# Task instructions:
The expected response is a copy of every line in the entries below that includes the word "seconds".

[Items from an interface collection]
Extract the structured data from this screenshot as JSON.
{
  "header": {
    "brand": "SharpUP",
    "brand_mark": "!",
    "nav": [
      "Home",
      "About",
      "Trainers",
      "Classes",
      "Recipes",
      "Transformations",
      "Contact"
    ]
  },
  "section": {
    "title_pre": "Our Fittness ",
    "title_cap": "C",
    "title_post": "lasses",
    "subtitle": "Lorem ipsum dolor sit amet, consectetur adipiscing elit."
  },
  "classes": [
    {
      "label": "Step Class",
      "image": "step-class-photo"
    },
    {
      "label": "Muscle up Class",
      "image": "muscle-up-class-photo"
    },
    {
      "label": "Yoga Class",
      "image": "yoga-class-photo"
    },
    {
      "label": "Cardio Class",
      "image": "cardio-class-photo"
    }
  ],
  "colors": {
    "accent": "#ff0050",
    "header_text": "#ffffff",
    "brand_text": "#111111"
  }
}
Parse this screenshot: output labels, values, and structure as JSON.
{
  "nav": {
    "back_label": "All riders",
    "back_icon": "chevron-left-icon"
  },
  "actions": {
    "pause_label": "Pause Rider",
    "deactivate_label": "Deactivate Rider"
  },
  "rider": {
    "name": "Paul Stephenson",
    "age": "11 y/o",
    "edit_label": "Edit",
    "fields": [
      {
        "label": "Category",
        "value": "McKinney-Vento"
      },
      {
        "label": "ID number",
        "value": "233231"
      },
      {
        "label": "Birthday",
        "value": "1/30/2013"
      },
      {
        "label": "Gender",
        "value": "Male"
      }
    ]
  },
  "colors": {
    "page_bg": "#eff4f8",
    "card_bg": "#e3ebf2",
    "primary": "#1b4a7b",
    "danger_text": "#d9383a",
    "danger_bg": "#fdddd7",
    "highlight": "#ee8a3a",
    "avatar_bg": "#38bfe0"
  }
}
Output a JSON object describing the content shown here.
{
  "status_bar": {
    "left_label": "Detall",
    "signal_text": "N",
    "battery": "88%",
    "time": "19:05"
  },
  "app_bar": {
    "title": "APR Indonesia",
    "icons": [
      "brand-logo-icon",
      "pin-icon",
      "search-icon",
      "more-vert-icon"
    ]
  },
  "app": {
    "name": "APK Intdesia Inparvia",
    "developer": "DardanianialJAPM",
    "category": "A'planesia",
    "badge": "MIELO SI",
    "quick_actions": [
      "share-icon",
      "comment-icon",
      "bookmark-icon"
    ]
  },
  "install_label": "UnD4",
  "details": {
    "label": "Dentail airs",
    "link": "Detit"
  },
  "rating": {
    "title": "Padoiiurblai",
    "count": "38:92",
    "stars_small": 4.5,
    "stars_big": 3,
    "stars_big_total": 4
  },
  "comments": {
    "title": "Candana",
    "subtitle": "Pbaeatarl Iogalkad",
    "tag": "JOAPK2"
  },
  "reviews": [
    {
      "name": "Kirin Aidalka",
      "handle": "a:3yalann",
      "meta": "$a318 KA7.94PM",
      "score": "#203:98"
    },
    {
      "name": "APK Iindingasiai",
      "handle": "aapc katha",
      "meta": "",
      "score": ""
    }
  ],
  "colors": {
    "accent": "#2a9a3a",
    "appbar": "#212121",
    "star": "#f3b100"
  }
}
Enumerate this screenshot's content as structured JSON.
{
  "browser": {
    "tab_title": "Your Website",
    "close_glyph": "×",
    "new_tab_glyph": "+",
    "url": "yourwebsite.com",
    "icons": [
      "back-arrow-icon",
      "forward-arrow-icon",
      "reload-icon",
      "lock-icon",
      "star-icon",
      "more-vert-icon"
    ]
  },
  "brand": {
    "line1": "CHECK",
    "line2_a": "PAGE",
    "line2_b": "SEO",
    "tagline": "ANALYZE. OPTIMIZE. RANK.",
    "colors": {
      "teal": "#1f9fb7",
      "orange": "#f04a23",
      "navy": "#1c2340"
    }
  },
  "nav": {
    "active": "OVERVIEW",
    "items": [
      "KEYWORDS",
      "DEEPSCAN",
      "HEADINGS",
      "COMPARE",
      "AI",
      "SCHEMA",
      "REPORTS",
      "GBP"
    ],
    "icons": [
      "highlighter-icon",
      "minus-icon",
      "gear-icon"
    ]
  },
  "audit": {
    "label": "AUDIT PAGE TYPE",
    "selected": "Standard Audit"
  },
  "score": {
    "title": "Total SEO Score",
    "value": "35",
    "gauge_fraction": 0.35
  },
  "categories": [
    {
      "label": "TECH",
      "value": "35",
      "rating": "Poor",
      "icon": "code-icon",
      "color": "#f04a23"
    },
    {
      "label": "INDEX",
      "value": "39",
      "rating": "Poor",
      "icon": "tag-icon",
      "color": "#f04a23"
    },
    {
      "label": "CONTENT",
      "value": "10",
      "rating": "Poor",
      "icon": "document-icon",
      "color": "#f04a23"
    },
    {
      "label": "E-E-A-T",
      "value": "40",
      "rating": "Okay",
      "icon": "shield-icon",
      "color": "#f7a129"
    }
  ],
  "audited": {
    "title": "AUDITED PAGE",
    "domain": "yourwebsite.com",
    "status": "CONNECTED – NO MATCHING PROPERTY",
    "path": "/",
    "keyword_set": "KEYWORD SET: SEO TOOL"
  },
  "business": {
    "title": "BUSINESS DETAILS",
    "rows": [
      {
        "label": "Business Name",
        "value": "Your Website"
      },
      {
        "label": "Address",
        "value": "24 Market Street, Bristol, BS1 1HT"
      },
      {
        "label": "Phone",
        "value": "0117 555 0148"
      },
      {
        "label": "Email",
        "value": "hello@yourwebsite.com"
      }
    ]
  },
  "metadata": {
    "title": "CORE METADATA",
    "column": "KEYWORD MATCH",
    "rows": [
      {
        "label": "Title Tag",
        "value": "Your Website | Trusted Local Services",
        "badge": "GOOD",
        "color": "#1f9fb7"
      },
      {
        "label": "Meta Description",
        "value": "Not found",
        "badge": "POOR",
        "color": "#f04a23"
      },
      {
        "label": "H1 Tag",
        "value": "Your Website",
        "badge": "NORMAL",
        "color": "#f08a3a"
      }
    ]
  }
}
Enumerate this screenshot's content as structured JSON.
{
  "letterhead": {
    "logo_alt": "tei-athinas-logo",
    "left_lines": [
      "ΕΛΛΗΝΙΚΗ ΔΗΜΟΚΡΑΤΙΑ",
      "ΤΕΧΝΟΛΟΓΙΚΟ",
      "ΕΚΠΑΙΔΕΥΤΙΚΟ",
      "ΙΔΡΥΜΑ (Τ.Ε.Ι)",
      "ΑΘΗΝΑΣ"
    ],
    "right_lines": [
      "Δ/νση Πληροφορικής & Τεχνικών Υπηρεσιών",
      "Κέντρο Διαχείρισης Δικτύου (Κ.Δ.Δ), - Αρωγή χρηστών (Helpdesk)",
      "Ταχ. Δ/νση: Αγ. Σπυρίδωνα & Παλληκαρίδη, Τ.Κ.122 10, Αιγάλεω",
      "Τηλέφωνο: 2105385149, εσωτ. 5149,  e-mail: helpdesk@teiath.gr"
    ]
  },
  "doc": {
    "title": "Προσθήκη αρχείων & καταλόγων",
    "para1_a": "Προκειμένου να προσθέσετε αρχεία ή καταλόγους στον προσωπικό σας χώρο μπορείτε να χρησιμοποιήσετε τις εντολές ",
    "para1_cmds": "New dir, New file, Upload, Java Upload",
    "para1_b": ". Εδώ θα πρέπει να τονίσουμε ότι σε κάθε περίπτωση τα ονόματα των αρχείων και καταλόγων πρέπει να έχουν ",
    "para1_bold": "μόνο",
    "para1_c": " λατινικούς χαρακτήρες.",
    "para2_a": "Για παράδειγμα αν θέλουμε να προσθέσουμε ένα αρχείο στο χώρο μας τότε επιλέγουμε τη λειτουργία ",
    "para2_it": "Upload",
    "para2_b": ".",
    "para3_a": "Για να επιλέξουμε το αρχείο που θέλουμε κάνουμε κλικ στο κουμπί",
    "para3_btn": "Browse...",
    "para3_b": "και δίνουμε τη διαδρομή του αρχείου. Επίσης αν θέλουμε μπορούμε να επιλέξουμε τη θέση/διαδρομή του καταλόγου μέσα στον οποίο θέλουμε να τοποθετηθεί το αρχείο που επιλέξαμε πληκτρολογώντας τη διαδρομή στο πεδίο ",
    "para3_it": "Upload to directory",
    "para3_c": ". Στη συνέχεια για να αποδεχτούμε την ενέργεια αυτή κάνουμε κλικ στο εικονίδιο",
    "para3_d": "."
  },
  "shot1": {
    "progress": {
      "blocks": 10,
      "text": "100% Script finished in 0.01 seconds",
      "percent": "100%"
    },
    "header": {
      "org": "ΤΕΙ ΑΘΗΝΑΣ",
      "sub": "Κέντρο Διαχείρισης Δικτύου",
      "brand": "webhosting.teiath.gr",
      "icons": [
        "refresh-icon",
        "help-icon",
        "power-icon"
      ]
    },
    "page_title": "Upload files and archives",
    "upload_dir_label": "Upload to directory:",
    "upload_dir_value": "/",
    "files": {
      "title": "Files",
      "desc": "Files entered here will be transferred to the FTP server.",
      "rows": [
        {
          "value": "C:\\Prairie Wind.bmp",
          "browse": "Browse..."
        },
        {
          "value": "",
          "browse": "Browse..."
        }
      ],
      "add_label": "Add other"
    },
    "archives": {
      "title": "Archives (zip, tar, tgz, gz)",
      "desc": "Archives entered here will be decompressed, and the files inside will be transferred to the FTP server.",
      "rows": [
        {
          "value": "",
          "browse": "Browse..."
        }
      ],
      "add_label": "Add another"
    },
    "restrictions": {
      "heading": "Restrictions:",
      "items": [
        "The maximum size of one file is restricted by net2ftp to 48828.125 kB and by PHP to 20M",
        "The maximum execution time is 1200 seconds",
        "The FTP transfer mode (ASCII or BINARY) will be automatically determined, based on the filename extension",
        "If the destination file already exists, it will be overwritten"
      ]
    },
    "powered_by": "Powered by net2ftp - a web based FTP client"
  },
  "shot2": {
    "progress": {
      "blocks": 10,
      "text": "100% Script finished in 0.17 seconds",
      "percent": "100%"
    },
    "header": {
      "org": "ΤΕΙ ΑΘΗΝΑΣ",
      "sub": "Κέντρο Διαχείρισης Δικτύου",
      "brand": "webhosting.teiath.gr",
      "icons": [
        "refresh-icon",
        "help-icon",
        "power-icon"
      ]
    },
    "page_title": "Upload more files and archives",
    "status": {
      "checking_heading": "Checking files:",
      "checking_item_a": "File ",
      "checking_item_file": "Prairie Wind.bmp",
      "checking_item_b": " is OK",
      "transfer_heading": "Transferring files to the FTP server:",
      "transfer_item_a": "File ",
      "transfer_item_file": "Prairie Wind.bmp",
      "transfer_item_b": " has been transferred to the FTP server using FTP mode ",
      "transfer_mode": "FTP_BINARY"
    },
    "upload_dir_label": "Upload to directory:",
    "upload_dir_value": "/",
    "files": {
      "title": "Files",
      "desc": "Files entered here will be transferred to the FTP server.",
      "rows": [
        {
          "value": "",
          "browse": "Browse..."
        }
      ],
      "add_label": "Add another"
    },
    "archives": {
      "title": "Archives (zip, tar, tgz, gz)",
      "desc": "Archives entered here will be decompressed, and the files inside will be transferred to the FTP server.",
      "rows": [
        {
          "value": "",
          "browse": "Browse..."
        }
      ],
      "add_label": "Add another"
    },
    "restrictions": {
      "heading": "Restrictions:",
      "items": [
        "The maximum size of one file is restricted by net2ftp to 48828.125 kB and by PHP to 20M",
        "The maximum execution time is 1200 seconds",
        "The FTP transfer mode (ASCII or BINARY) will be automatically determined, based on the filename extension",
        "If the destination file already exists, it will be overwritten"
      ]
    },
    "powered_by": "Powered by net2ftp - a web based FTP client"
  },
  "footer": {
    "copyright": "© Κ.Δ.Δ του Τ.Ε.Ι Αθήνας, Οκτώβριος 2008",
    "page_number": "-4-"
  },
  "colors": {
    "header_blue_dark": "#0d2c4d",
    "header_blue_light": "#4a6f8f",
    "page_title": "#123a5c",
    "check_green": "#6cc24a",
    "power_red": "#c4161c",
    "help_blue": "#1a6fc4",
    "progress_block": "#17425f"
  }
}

# Answer to the problem:
      "text": "100% Script finished in 0.01 seconds",
        "The maximum execution time is 1200 seconds",
      "text": "100% Script finished in 0.17 seconds",
        "The maximum execution time is 1200 seconds",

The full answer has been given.